You are trained and competent at both CPR and First Aid and you come upon a scene that obviously requires you to perform one or both of these services. What is the FIRST thing that you should do?
Discussion this topic with friends and fellow motorcyclists left me very uncomfortable and very concerned. The reason for this is that I heard suggestions that ranged from “Start CPR immediately” to “Make sure the victim can breathe.” I, on the other hand, suggested that the very first thing that should be done is to call 082 911 or a local Emergency Medical Services (EMS) provider.
Needless to say some found fault with that suggestion.
I understand the desire of goodwill in the matter; I think it is important to think this through a lile more carefully.
Recall that the premise is that it’s obvious that either CPR or First Aid services are required. In other words, you arrive on a scene in which there is obvious major trauma to someone. Let’s say that you discover that the person’s heart is not beating. Tradional thinking has it that you must start CPR immediately! The logic is that failure to do so could very well allow the victim to die needlessly – oxygenated blood is not getting to the victim’s brain!
Without trained EMS help along with transportation and other life-supporting facilies to help you, the odds are overwhelming that the victim will die anyway! Maybe five minutes later, maybe five hours later, but it will almost certainly happen.
It is a fact that most trauma cases require multiple and SIMULTANEOUS EMS efforts. While you administer CPR you cannot also be stopping the loss of blood from a severed leg! If you are alone and not near a telephone, you have no alternative but to try to help the victim while waiting for someone else to show up who can summon help for you (assuming you decide to provide CPR at all.)
But if you are close to a telephone then it is my opinion that the very first thing you should do is call a local EMS. This will cost a brief delay in starting the victim’s aid, but it increases the odds that the victim will ulmately survive substanally!
Consider this: You stop your bike to see if you can help; you pulled out of the way of traffic and probably put the kickstand down as well! That cost very little time, but helped insure that you would not become another victim of accident. That would obviously not help the first victim.
So, even before a one minute phone call to 082 911 you need to be sure that the scene is secure! Be sure it poses no immediate danger to you or others. THEN, make your call.
A one minute phone call to get a trained and equipped EMS unit out to the scene costs one minute. If you spend ten minutes doing CPR before someone calls EMS, that costs the vicm TEN MINUTES of pure oxygen, pain killers, whole blood, and transportaon to a hospital!

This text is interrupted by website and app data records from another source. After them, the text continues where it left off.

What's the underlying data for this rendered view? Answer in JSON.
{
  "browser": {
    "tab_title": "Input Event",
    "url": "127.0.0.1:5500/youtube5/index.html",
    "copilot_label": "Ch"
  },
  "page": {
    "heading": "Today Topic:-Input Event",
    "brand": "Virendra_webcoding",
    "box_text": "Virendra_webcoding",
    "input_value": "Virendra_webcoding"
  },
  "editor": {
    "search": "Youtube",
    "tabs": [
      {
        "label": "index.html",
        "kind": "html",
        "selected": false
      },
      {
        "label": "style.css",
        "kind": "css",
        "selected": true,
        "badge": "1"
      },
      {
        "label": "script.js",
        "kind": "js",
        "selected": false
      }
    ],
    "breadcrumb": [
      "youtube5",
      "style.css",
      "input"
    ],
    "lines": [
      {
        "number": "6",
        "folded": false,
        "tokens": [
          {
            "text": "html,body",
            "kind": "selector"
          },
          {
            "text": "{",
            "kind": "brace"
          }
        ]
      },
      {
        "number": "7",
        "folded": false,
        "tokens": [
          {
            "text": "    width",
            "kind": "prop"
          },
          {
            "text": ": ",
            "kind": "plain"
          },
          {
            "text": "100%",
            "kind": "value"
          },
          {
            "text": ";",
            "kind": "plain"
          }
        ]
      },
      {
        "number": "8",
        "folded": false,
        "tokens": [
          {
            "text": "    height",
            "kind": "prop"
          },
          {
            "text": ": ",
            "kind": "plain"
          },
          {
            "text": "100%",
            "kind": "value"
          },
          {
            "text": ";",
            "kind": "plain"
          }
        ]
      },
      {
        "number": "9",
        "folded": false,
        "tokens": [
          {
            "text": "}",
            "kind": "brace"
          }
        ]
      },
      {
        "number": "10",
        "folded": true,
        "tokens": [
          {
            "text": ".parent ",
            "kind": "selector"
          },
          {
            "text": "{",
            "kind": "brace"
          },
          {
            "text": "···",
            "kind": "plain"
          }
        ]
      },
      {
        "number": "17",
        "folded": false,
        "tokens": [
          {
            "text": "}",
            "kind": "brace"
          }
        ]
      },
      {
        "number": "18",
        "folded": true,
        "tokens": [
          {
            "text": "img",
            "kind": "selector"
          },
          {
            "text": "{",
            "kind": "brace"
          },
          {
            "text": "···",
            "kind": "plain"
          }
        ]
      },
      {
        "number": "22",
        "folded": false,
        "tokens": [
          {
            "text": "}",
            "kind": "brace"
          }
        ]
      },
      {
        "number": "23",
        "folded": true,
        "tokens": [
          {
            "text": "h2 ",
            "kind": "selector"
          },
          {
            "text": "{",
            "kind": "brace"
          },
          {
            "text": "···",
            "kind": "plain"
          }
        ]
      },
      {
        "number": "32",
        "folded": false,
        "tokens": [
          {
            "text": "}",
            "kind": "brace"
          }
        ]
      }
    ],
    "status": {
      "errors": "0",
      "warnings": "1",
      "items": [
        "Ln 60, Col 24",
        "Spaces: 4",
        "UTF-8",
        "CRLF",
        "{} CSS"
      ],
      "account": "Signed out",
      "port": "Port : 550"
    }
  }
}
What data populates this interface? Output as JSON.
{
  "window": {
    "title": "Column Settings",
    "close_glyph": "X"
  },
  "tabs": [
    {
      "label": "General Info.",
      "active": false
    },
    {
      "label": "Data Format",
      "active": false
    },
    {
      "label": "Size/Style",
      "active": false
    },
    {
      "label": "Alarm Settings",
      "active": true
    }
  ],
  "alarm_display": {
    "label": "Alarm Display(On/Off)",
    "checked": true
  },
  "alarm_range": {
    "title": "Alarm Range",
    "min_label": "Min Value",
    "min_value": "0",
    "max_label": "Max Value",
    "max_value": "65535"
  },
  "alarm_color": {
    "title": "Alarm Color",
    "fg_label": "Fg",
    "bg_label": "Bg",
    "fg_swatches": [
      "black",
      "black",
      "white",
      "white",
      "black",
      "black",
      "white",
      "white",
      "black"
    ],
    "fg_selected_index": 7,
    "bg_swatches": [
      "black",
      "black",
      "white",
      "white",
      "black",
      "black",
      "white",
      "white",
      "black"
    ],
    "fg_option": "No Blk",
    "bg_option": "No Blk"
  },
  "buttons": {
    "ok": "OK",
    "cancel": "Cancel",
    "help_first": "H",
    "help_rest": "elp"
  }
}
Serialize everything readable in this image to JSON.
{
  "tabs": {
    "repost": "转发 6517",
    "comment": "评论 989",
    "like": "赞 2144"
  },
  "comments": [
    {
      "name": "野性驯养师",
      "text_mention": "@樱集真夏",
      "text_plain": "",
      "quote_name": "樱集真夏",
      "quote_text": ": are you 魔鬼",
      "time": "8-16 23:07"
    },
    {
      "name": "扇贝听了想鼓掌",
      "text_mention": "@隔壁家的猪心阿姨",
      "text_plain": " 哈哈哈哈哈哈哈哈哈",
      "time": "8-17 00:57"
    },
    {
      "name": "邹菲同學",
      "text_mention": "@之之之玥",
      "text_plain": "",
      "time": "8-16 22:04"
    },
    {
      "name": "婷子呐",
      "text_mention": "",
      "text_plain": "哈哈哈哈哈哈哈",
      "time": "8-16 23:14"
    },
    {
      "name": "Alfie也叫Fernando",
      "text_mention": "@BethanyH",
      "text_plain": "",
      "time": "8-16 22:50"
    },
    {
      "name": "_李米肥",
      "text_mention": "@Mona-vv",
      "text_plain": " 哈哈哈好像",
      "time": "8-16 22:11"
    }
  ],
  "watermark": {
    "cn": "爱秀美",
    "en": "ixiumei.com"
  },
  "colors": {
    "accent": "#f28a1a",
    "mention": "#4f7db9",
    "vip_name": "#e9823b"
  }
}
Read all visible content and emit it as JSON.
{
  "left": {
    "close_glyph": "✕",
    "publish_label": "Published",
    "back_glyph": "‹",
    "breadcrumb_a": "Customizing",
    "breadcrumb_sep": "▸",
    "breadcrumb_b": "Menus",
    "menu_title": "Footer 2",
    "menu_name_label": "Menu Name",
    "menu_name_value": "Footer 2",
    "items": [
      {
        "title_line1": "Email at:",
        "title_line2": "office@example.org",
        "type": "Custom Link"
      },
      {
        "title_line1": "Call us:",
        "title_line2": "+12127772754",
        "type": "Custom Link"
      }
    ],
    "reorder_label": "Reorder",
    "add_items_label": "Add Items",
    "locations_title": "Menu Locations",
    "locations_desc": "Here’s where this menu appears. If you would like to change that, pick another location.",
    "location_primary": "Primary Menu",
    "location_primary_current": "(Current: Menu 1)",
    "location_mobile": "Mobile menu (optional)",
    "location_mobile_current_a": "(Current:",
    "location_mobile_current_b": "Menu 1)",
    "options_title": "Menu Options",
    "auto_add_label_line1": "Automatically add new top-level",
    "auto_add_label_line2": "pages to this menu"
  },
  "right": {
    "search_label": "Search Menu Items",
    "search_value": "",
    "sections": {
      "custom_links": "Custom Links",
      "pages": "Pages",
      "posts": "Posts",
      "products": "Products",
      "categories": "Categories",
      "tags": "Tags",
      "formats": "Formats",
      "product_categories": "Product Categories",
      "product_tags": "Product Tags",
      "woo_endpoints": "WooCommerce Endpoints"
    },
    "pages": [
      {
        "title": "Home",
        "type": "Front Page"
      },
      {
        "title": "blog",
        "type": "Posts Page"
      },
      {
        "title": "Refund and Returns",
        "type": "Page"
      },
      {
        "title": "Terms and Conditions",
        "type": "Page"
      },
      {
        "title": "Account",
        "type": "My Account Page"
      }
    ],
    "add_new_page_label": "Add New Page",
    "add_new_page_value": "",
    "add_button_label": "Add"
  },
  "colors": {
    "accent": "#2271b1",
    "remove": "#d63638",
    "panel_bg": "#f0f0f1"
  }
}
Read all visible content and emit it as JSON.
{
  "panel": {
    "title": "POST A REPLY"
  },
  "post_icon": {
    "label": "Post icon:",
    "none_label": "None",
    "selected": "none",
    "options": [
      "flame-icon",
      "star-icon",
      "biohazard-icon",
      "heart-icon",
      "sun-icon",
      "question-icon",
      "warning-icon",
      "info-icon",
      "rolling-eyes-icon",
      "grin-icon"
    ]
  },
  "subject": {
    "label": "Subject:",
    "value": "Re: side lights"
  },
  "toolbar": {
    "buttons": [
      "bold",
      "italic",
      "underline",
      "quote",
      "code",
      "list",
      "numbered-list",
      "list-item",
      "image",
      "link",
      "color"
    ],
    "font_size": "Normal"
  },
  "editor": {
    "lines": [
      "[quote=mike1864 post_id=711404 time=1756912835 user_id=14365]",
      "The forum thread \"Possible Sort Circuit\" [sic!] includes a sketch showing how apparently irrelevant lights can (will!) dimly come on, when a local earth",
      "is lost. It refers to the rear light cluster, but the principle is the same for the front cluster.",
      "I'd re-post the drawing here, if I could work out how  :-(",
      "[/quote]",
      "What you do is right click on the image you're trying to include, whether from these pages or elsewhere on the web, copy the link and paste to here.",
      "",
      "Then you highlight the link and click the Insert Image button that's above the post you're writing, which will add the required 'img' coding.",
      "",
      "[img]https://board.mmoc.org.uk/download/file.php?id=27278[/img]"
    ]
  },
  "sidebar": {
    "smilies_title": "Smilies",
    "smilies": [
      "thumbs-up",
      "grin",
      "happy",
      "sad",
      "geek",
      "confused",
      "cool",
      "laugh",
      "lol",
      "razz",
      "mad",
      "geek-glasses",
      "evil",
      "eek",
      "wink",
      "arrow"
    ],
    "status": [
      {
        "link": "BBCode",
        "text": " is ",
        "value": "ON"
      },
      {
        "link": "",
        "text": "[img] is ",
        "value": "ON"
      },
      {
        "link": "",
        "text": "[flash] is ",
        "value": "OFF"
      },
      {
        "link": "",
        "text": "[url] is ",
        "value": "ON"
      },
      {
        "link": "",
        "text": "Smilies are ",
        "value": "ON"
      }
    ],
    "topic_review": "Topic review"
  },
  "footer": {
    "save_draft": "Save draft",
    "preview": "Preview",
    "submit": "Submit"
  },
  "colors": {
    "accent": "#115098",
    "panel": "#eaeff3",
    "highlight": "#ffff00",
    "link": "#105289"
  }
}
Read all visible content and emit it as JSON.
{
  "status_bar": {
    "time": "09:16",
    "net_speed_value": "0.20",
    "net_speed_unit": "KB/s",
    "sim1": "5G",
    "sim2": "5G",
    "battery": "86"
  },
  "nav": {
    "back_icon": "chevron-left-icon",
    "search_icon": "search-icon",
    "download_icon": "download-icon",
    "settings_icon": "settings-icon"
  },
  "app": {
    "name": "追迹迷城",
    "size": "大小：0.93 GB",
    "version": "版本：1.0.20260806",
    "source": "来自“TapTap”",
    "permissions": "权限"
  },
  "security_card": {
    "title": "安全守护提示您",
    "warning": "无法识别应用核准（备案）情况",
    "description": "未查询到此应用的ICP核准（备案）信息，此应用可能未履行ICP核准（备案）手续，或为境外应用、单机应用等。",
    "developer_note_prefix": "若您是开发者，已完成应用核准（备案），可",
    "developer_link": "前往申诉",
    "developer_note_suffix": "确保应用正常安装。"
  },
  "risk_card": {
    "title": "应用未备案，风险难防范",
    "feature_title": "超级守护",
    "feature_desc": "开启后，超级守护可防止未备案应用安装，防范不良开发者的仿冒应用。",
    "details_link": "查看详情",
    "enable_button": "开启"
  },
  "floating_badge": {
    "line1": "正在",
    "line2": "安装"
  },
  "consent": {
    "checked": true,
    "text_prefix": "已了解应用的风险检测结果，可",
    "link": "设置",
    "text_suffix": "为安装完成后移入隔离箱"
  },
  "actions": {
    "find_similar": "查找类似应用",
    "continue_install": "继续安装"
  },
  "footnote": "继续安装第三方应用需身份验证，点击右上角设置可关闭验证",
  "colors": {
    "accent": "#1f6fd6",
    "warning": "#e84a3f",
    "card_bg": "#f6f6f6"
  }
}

If there are more than one of you at the scene, the FIRST thing you should do, in my opinion, is insure that someone places a EMS call. No ifs, ands, or buts. If it turns out that EMS is not actually needed, you can always call them back and cancel the request. But you can never recover lost time for a major trauma victim. You are, after all, trying to save his/her life – you are trying to buy time. Why give time away unnecessarily?
There is a significant exception to the above: if the victim is a child whose heart has stopped beating or who has stopped breathing, then the child’s chance of survival increases if you begin immediate life support – but this is a tough call.